=== MATERIAL PROVIDED ===
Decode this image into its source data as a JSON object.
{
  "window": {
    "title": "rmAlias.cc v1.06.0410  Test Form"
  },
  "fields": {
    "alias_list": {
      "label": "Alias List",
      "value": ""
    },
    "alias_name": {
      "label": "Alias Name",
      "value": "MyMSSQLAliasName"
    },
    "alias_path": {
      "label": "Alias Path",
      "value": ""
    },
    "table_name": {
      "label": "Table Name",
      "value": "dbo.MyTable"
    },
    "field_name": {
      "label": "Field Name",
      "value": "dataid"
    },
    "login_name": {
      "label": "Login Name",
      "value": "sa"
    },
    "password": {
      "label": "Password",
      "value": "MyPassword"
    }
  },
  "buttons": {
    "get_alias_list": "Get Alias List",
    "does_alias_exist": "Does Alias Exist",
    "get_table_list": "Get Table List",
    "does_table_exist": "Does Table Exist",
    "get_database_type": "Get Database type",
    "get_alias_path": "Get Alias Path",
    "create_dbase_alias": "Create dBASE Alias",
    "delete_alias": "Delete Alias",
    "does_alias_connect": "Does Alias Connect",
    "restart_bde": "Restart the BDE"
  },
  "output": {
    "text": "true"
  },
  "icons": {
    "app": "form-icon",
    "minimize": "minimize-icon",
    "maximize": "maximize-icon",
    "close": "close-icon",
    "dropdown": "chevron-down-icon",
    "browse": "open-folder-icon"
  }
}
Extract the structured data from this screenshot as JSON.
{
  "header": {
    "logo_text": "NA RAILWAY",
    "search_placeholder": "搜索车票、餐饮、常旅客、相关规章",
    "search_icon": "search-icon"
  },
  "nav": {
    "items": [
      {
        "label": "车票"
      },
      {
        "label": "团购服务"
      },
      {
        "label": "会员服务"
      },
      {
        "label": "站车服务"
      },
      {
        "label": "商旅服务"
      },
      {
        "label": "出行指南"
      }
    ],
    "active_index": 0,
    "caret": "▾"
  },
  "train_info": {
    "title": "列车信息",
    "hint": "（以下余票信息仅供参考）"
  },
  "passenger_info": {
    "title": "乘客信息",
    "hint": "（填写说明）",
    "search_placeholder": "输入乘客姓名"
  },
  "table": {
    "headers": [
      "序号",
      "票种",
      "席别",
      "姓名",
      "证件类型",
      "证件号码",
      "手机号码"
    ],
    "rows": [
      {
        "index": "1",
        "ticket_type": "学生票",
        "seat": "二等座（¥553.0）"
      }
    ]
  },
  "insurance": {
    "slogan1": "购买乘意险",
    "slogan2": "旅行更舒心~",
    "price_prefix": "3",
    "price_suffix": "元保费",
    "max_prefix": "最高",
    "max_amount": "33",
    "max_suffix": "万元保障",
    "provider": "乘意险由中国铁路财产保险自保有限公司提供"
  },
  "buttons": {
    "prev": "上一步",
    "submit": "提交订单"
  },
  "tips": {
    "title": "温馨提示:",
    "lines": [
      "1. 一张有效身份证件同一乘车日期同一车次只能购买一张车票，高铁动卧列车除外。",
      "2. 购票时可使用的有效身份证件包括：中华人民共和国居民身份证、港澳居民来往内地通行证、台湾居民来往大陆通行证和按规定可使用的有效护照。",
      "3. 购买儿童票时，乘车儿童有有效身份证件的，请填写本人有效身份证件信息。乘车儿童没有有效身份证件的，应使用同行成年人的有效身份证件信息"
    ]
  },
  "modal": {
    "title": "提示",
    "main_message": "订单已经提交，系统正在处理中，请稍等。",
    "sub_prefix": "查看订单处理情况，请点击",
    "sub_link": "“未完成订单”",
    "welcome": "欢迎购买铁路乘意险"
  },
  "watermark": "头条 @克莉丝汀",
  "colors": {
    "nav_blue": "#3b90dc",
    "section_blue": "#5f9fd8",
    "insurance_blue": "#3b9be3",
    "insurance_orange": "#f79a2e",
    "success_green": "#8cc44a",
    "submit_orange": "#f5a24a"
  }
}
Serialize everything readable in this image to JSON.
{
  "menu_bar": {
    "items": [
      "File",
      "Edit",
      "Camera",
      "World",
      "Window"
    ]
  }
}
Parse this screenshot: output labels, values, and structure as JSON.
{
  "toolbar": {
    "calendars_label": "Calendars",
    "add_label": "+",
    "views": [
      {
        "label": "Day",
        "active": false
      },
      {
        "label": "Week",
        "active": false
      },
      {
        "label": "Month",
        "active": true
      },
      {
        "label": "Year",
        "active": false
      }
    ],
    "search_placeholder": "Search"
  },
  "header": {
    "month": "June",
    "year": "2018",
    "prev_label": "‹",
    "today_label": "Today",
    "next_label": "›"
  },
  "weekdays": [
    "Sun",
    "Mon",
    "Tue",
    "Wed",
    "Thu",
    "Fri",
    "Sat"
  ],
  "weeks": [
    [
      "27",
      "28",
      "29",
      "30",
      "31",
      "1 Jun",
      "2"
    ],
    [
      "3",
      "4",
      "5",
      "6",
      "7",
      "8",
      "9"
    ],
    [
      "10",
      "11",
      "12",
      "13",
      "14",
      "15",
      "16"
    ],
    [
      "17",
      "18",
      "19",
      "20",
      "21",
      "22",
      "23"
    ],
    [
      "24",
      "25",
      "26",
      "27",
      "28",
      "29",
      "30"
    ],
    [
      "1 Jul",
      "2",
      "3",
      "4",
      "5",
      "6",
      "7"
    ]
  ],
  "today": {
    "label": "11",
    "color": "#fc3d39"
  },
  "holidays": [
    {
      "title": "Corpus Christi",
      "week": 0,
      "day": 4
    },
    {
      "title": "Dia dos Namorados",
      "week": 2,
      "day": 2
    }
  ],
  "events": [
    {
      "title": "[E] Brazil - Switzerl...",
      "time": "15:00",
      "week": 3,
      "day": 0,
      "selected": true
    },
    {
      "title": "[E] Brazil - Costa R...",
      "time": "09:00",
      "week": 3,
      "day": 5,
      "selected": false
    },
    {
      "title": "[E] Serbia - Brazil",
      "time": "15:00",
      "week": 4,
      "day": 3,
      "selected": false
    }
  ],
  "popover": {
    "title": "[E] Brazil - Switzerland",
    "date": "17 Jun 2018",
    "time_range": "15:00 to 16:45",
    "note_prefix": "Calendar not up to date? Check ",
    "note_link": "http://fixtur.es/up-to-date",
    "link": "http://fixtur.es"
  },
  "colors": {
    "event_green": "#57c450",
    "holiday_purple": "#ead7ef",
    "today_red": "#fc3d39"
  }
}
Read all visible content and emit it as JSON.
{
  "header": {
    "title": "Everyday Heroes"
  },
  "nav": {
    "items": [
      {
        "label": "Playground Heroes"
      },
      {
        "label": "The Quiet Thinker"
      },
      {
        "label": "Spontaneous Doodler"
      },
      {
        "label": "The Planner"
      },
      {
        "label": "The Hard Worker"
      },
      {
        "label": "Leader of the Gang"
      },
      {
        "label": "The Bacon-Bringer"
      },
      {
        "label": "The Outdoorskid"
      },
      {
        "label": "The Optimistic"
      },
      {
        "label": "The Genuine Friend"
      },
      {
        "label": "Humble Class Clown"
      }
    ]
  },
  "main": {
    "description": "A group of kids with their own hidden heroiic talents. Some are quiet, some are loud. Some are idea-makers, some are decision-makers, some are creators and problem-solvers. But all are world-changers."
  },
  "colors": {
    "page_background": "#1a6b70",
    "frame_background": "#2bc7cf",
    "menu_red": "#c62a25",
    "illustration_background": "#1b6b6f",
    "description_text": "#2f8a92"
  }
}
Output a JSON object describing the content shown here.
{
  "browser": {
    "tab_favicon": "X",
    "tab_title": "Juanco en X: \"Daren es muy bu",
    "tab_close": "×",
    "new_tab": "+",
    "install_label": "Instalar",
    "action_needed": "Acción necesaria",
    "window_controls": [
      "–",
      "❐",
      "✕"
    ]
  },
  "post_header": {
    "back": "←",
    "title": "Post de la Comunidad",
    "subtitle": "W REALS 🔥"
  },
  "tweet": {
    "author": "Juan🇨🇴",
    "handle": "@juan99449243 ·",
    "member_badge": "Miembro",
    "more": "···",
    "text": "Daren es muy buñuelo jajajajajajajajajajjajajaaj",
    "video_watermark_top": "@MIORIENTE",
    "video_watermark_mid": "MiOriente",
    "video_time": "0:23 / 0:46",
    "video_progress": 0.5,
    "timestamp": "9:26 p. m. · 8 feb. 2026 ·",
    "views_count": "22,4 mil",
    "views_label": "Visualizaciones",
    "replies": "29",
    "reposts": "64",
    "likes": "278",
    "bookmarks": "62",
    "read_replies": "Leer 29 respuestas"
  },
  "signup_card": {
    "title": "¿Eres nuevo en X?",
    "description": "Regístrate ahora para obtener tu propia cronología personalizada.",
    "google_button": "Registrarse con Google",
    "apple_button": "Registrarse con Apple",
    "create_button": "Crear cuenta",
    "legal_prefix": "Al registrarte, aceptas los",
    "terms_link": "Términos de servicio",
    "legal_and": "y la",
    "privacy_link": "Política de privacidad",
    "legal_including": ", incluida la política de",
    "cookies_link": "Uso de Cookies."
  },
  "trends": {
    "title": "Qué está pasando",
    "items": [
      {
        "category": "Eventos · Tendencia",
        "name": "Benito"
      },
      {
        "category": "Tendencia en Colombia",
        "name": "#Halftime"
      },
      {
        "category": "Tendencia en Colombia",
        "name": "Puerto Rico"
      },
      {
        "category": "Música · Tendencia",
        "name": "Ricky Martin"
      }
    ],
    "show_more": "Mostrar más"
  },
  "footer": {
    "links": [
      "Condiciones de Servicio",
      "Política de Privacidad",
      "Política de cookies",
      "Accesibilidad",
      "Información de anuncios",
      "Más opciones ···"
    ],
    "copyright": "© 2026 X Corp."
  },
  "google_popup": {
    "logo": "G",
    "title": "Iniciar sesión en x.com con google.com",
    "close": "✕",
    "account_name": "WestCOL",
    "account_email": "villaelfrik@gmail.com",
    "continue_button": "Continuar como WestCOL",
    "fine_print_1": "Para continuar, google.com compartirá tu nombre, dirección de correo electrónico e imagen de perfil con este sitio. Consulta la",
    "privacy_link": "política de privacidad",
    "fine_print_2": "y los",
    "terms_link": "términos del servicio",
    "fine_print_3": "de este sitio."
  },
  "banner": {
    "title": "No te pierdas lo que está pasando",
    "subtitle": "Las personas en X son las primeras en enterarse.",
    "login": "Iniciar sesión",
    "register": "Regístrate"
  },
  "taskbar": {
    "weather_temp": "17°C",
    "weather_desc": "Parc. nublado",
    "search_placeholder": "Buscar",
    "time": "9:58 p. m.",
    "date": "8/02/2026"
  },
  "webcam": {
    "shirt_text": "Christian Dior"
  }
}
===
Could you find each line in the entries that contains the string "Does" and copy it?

    "does_alias_exist": "Does Alias Exist",
    "does_table_exist": "Does Table Exist",
    "does_alias_connect": "Does Alias Connect",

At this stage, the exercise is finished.